#### Input data

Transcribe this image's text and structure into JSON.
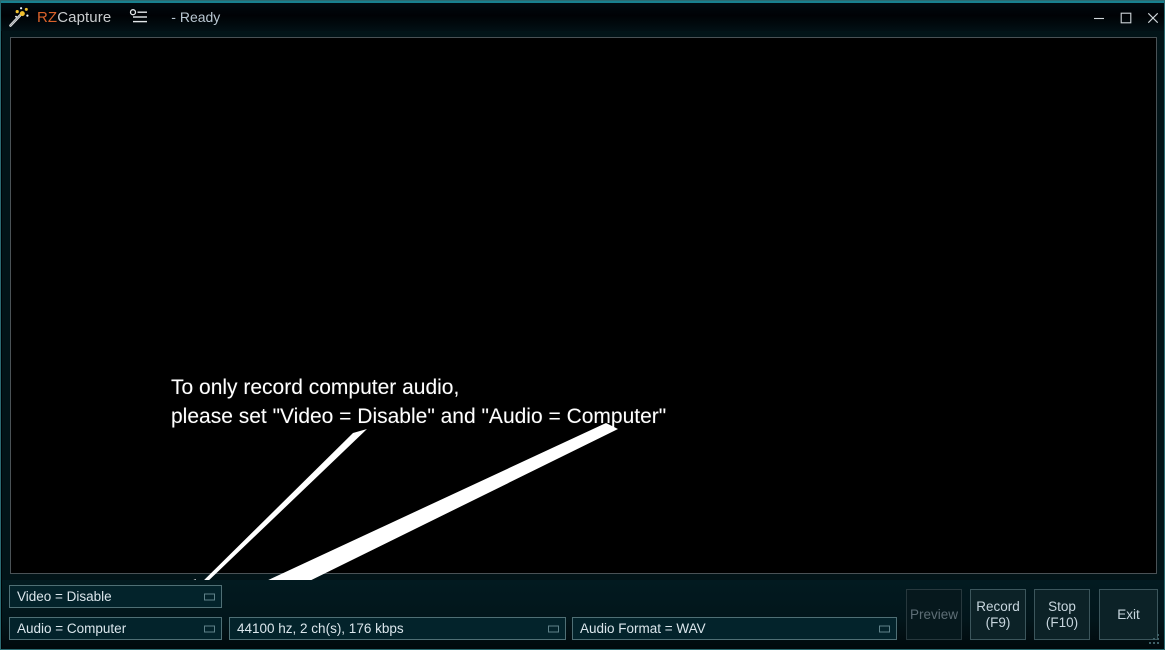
{
  "window": {
    "title_prefix": "RZ",
    "title_suffix": "Capture",
    "status": "- Ready",
    "menu_icon": "options-list-icon",
    "logo_icon": "magic-wand-sparkles-icon",
    "controls": {
      "minimize": "minimize-icon",
      "maximize": "maximize-icon",
      "close": "close-icon"
    },
    "accent_color": "#18808f",
    "title_rz_color": "#d9622b",
    "title_cap_color": "#c9ccce"
  },
  "preview": {
    "background_color": "#000000",
    "overlay_line1": "To only record computer audio,",
    "overlay_line2": "please set \"Video = Disable\" and \"Audio = Computer\"",
    "annotation_arrow_color": "#ffffff"
  },
  "controls": {
    "video_select": {
      "value": "Video = Disable",
      "dropdown_icon": "dropdown-box-icon"
    },
    "audio_select": {
      "value": "Audio = Computer",
      "dropdown_icon": "dropdown-box-icon"
    },
    "quality_select": {
      "value": "44100 hz, 2 ch(s), 176 kbps",
      "dropdown_icon": "dropdown-box-icon"
    },
    "format_select": {
      "value": "Audio Format = WAV",
      "dropdown_icon": "dropdown-box-icon"
    }
  },
  "buttons": {
    "preview": {
      "label": "Preview",
      "enabled": false
    },
    "record": {
      "line1": "Record",
      "line2": "(F9)",
      "enabled": true
    },
    "stop": {
      "line1": "Stop",
      "line2": "(F10)",
      "enabled": true
    },
    "exit": {
      "label": "Exit",
      "enabled": true
    }
  }
}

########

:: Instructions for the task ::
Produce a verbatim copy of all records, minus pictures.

:: Task solution ::
Transcribe this image's text and structure into JSON.
{
  "window": {
    "title_prefix": "RZ",
    "title_suffix": "Capture",
    "status": "- Ready",
    "menu_icon": "options-list-icon",
    "logo_icon": "magic-wand-sparkles-icon",
    "controls": {
      "minimize": "minimize-icon",
      "maximize": "maximize-icon",
      "close": "close-icon"
    },
    "accent_color": "#18808f",
    "title_rz_color": "#d9622b",
    "title_cap_color": "#c9ccce"
  },
  "preview": {
    "background_color": "#000000",
    "overlay_line1": "To only record computer audio,",
    "overlay_line2": "please set \"Video = Disable\" and \"Audio = Computer\"",
    "annotation_arrow_color": "#ffffff"
  },
  "controls": {
    "video_select": {
      "value": "Video = Disable",
      "dropdown_icon": "dropdown-box-icon"
    },
    "audio_select": {
      "value": "Audio = Computer",
      "dropdown_icon": "dropdown-box-icon"
    },
    "quality_select": {
      "value": "44100 hz, 2 ch(s), 176 kbps",
      "dropdown_icon": "dropdown-box-icon"
    },
    "format_select": {
      "value": "Audio Format = WAV",
      "dropdown_icon": "dropdown-box-icon"
    }
  },
  "buttons": {
    "preview": {
      "label": "Preview",
      "enabled": false
    },
    "record": {
      "line1": "Record",
      "line2": "(F9)",
      "enabled": true
    },
    "stop": {
      "line1": "Stop",
      "line2": "(F10)",
      "enabled": true
    },
    "exit": {
      "label": "Exit",
      "enabled": true
    }
  }
}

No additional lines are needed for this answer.